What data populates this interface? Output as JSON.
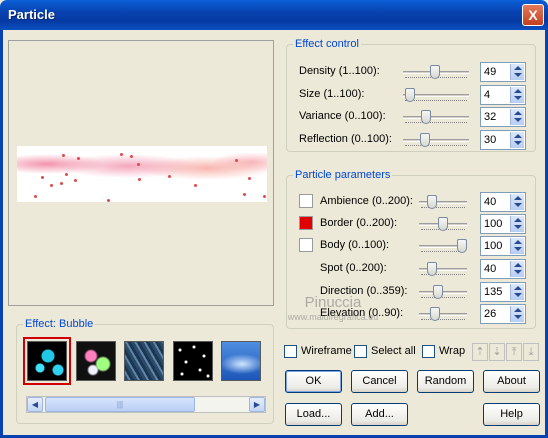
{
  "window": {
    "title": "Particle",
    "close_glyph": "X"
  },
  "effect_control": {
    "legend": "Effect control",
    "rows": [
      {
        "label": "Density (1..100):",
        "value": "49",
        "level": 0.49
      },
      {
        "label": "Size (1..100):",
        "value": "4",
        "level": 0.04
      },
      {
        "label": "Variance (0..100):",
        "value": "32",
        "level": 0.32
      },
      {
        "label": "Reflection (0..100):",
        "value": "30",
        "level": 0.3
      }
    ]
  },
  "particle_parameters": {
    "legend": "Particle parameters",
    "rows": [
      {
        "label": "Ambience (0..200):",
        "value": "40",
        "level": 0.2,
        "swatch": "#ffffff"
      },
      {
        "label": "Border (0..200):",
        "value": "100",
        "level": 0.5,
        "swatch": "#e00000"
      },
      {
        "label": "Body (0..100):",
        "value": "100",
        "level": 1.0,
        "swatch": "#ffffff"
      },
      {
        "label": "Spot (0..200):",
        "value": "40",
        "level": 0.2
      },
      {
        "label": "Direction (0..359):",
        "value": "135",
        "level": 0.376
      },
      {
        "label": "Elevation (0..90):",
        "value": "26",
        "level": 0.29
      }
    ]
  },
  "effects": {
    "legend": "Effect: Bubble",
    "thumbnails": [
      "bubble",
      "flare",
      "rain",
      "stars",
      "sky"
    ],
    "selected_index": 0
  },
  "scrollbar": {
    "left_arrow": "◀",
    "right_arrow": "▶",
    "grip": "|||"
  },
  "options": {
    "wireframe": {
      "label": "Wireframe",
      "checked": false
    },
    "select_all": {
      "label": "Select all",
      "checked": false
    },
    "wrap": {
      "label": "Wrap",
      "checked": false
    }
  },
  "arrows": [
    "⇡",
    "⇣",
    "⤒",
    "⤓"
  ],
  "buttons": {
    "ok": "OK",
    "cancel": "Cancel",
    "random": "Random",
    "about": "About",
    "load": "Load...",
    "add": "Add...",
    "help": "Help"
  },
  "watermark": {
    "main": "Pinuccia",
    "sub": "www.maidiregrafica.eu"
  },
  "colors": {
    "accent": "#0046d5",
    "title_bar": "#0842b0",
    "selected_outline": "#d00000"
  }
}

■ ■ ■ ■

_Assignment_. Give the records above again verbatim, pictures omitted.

_Result of this exercise_.
What data populates this interface? Output as JSON.
{
  "window": {
    "title": "Particle",
    "close_glyph": "X"
  },
  "effect_control": {
    "legend": "Effect control",
    "rows": [
      {
        "label": "Density (1..100):",
        "value": "49",
        "level": 0.49
      },
      {
        "label": "Size (1..100):",
        "value": "4",
        "level": 0.04
      },
      {
        "label": "Variance (0..100):",
        "value": "32",
        "level": 0.32
      },
      {
        "label": "Reflection (0..100):",
        "value": "30",
        "level": 0.3
      }
    ]
  },
  "particle_parameters": {
    "legend": "Particle parameters",
    "rows": [
      {
        "label": "Ambience (0..200):",
        "value": "40",
        "level": 0.2,
        "swatch": "#ffffff"
      },
      {
        "label": "Border (0..200):",
        "value": "100",
        "level": 0.5,
        "swatch": "#e00000"
      },
      {
        "label": "Body (0..100):",
        "value": "100",
        "level": 1.0,
        "swatch": "#ffffff"
      },
      {
        "label": "Spot (0..200):",
        "value": "40",
        "level": 0.2
      },
      {
        "label": "Direction (0..359):",
        "value": "135",
        "level": 0.376
      },
      {
        "label": "Elevation (0..90):",
        "value": "26",
        "level": 0.29
      }
    ]
  },
  "effects": {
    "legend": "Effect: Bubble",
    "thumbnails": [
      "bubble",
      "flare",
      "rain",
      "stars",
      "sky"
    ],
    "selected_index": 0
  },
  "scrollbar": {
    "left_arrow": "◀",
    "right_arrow": "▶",
    "grip": "|||"
  },
  "options": {
    "wireframe": {
      "label": "Wireframe",
      "checked": false
    },
    "select_all": {
      "label": "Select all",
      "checked": false
    },
    "wrap": {
      "label": "Wrap",
      "checked": false
    }
  },
  "arrows": [
    "⇡",
    "⇣",
    "⤒",
    "⤓"
  ],
  "buttons": {
    "ok": "OK",
    "cancel": "Cancel",
    "random": "Random",
    "about": "About",
    "load": "Load...",
    "add": "Add...",
    "help": "Help"
  },
  "watermark": {
    "main": "Pinuccia",
    "sub": "www.maidiregrafica.eu"
  },
  "colors": {
    "accent": "#0046d5",
    "title_bar": "#0842b0",
    "selected_outline": "#d00000"
  }
}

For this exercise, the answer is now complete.